It's not perfect, but it's a start, and the President is signing it, because with some exceptions, only House members as nutty as mine voted against it.
The bill's centerpiece is the boost in the minimum fuel-efficiency standard for passenger vehicles, the first to be passed by Congress since 1975. It requires new auto fleets to average 35 miles a gallon by 2020, a 40 percent increase from today's 25-mile average. By 2020, the measure could reduce U.S. oil use by 1.1 million barrels a day, more than half the oil exported by Kuwait or Venezuela and equivalent of taking 28 million of today's vehicles off the road.
One portion of the bill sets new efficiency standards for appliances and will make the incandescent bulb -- invented two centuries ago and improved and commercialized by Edison in the 1880s -- virtually extinct by the middle of the next decade. The bill will phase out conventional incandescents, starting in 2012, with 100-watt bulbs, ultimately ceding the lighting market to more efficient compact fluorescent bulbs and light-emitting diodes (LEDs).
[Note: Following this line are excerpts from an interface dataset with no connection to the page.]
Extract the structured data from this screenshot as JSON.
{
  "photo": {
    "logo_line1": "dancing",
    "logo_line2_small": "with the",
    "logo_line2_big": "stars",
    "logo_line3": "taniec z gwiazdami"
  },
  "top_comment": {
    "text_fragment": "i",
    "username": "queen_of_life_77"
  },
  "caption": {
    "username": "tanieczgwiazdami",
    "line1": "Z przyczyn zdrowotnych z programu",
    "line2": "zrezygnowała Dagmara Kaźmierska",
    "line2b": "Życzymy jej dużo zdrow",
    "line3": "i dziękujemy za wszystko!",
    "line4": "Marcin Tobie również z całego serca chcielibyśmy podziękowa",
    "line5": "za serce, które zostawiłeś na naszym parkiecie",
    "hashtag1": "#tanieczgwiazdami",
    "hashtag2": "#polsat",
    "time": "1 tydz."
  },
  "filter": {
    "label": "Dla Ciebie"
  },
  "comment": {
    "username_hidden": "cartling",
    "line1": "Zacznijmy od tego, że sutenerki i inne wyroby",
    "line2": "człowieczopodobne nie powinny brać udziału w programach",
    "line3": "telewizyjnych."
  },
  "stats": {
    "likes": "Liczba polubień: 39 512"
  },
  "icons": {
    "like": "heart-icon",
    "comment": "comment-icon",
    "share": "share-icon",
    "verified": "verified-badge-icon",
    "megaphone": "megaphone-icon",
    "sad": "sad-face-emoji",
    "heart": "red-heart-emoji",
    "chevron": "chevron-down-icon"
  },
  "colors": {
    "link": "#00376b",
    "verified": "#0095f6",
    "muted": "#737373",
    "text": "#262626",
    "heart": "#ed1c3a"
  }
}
The commercial building industry could also be transformed by new incentives for energy-efficient windows, equipment and design. The federal government is supposed to make all of its buildings carbon-neutral through energy efficiency and clean energy use by 2030.